*** Block opens ***

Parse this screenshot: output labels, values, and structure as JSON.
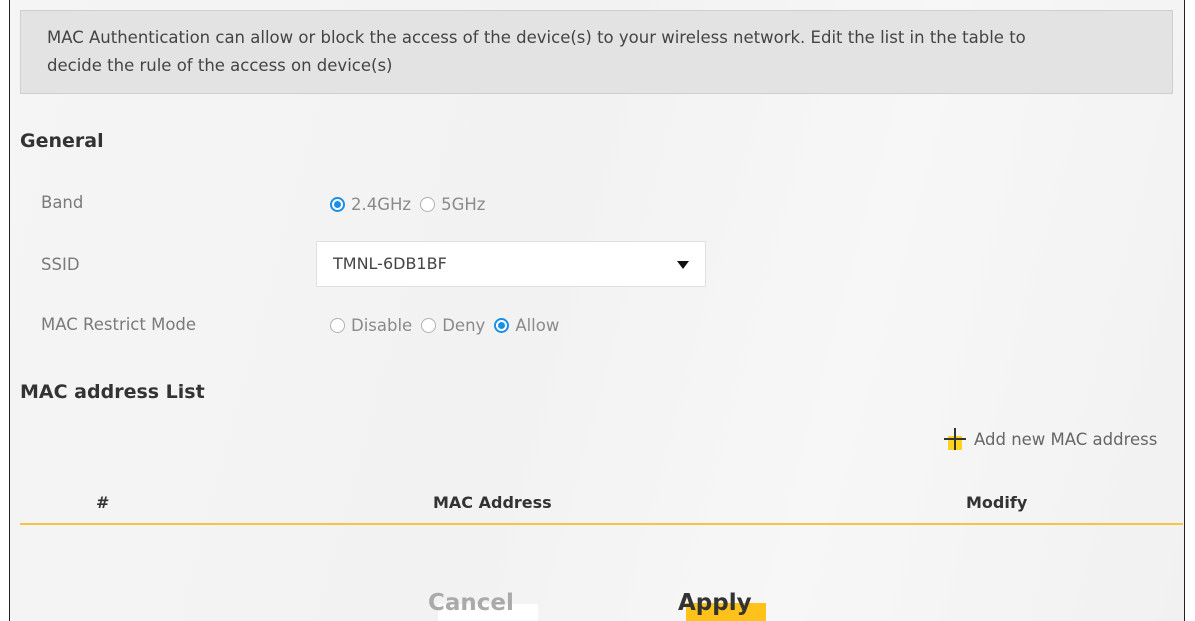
{
  "info": {
    "line1": "MAC Authentication can allow or block the access of the device(s) to your wireless network. Edit the list in the table to",
    "line2": "decide the rule of the access on device(s)"
  },
  "general": {
    "title": "General",
    "band": {
      "label": "Band",
      "options": [
        "2.4GHz",
        "5GHz"
      ],
      "selected": "2.4GHz"
    },
    "ssid": {
      "label": "SSID",
      "value": "TMNL-6DB1BF"
    },
    "mac_restrict_mode": {
      "label": "MAC Restrict Mode",
      "options": [
        "Disable",
        "Deny",
        "Allow"
      ],
      "selected": "Allow"
    }
  },
  "mac_list": {
    "title": "MAC address List",
    "add_label": "Add new MAC address",
    "columns": [
      "#",
      "MAC Address",
      "Modify"
    ],
    "rows": []
  },
  "buttons": {
    "cancel": "Cancel",
    "apply": "Apply"
  },
  "colors": {
    "accent_yellow": "#ffc21a",
    "radio_blue": "#1a8fe8",
    "table_line": "#f4c542"
  }
}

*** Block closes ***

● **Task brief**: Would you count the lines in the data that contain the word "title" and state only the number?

● **Output of the task**: 2